* _Instructions to follow_
Without including any picture, write out the entries exactly as they stand.

* _Data records_
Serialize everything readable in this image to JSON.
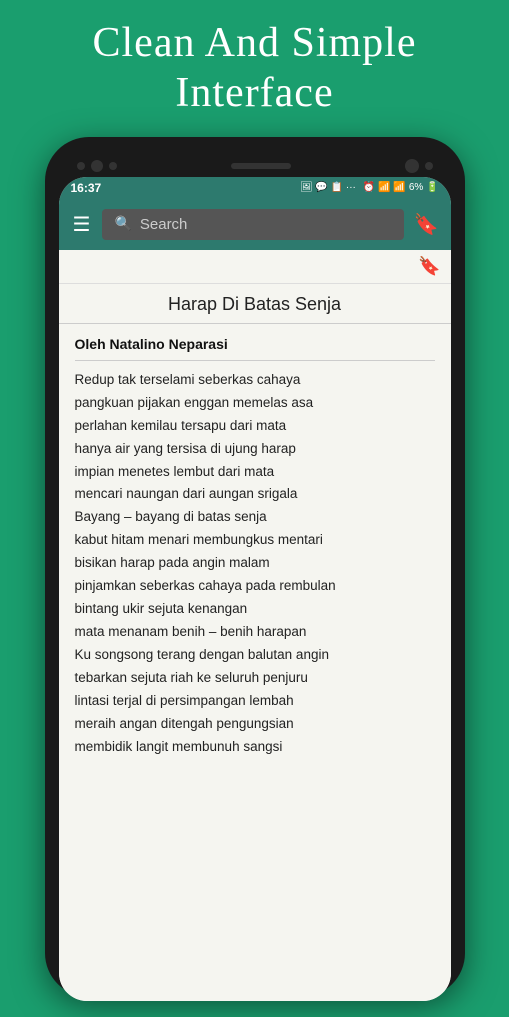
{
  "hero": {
    "title": "Clean And Simple Interface"
  },
  "status_bar": {
    "time": "16:37",
    "icons_left": "🖼 💬 📋 ...",
    "icons_right": "⏰ 📶 📶 6%"
  },
  "toolbar": {
    "search_placeholder": "Search",
    "menu_label": "☰",
    "bookmark_label": "🔖"
  },
  "poem": {
    "title": "Harap Di Batas Senja",
    "author": "Oleh Natalino Neparasi",
    "lines": [
      "Redup tak terselami seberkas cahaya",
      "pangkuan pijakan enggan memelas asa",
      "perlahan kemilau tersapu dari mata",
      "hanya air yang tersisa di ujung harap",
      "impian menetes lembut dari mata",
      "mencari naungan dari aungan srigala",
      "Bayang – bayang di batas senja",
      "kabut hitam menari membungkus mentari",
      "bisikan harap pada angin malam",
      "pinjamkan seberkas cahaya pada rembulan",
      "bintang ukir sejuta kenangan",
      "mata menanam benih – benih harapan",
      "Ku songsong terang dengan balutan angin",
      "tebarkan sejuta riah ke seluruh penjuru",
      "lintasi terjal di persimpangan lembah",
      "meraih angan ditengah pengungsian",
      "membidik langit membunuh sangsi"
    ]
  },
  "colors": {
    "background_green": "#1a9e6e",
    "app_bar": "#2d7a6e",
    "content_bg": "#f5f5f0",
    "phone_body": "#1a1a1a"
  }
}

* _Output of the exercise_
Serialize everything readable in this image to JSON.
{
  "hero": {
    "title": "Clean And Simple Interface"
  },
  "status_bar": {
    "time": "16:37",
    "icons_left": "🖼 💬 📋 ...",
    "icons_right": "⏰ 📶 📶 6%"
  },
  "toolbar": {
    "search_placeholder": "Search",
    "menu_label": "☰",
    "bookmark_label": "🔖"
  },
  "poem": {
    "title": "Harap Di Batas Senja",
    "author": "Oleh Natalino Neparasi",
    "lines": [
      "Redup tak terselami seberkas cahaya",
      "pangkuan pijakan enggan memelas asa",
      "perlahan kemilau tersapu dari mata",
      "hanya air yang tersisa di ujung harap",
      "impian menetes lembut dari mata",
      "mencari naungan dari aungan srigala",
      "Bayang – bayang di batas senja",
      "kabut hitam menari membungkus mentari",
      "bisikan harap pada angin malam",
      "pinjamkan seberkas cahaya pada rembulan",
      "bintang ukir sejuta kenangan",
      "mata menanam benih – benih harapan",
      "Ku songsong terang dengan balutan angin",
      "tebarkan sejuta riah ke seluruh penjuru",
      "lintasi terjal di persimpangan lembah",
      "meraih angan ditengah pengungsian",
      "membidik langit membunuh sangsi"
    ]
  },
  "colors": {
    "background_green": "#1a9e6e",
    "app_bar": "#2d7a6e",
    "content_bg": "#f5f5f0",
    "phone_body": "#1a1a1a"
  }
}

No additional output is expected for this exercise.